You’d be forgiven if you were expecting a bit of slap and tickle from this Trigon film but in its own way it’s gently subversive and in general its production values lift if above most sex “comedies” of the period.
The plot is developed carefully and there are real, complex characters at the hearts of this: I don’t know where the patience and commitment came from but the end product is touching… and also ambiguous. The nearest we get to some phwoar moments are when Bill (David Sumner), the frustrated husband at the heart of the story, eyes up blonde bombshell Carol Hawkins (here listed as Carolanne Hawkins) but even their interaction has a contribution to the plot: it’s not just gratuitous.
|Bill and Jean's street|

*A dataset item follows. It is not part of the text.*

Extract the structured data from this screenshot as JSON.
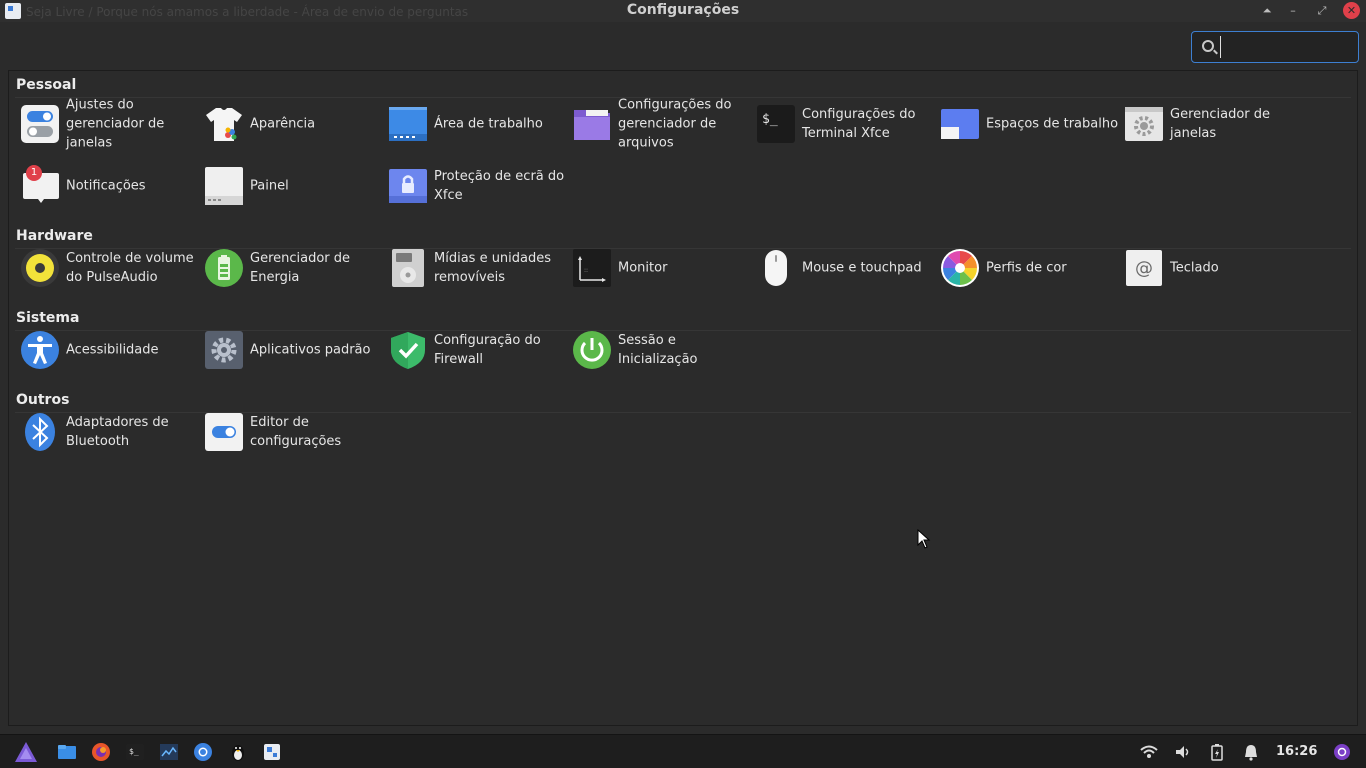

Jean’s desires are more towards her career and getting a balance between work and the demands of motherhood. She’s still planning away after Bill moves on her one night and his efforts at arousal barely distract her from thinking it’s time they got an au-pair.
|The space between them: Joan Alcorn and David Sumner|
As Bill casts furtive glances at Monique’s legs she’s chatting away to Jean in French and awakening a more cosmopolitan side of the house wife. Naturally the children are impressed and it seems they have got lucky.
|Jeana nd Bill welcome Monique|
|Bill can't hide his interest|
Back at the house Monique sends Richard off on a promise and finds Bill waiting up for her… one thing leads to another and with Jean soundly asleep, the two fall into Monique’s bed…
So far so predictable but whilst Bill has a spring in his step at last, there’s a lot more going on than he knows.
|Jean is re-awakened|
Cue a trip to the pub, a dazed, un-consummated liaison with Carol Hawkins and soul searching all round. Time for Monique to step in and make sense of everyone’s feelings over dinner, a crowded bedroom and post-coital considerations on Woolworth’s-procured abstract art…
|Pay attention! Bill's mind is definitely not on the job...|
But there’s something about the ending that suggests Monique has done more than just jump-start Bill and Jean’s marriage… things may never be the same again and Bown leaves more questions than answers in an ostensibly complete ending.
|When was the last time you did something daft?|
The tone is however always light, and whilst not a comedy as such the film has a few smiles to lighten the tone of what could have been a far more serious and consequential story.
There’s fine music provided by Jacques Lousier and his trio (was that a subtle cross-ref?) which sounds almost completely as if it’s from their Plays Bach 3 LP originally recorded in 1959 and therefore not written especially for the film. It is great stuff, one of my favourites from my parents’ music collection and it brings back memories of listening on the radiogram in beige-walled living rooms just like Bill and Jean’s…
Monique has now been re-released on DVD by saucy Screenbound Pictures as part of their “Slap and Tickle” series: don’t believe that hype; there’s more to Monique than meets the eye.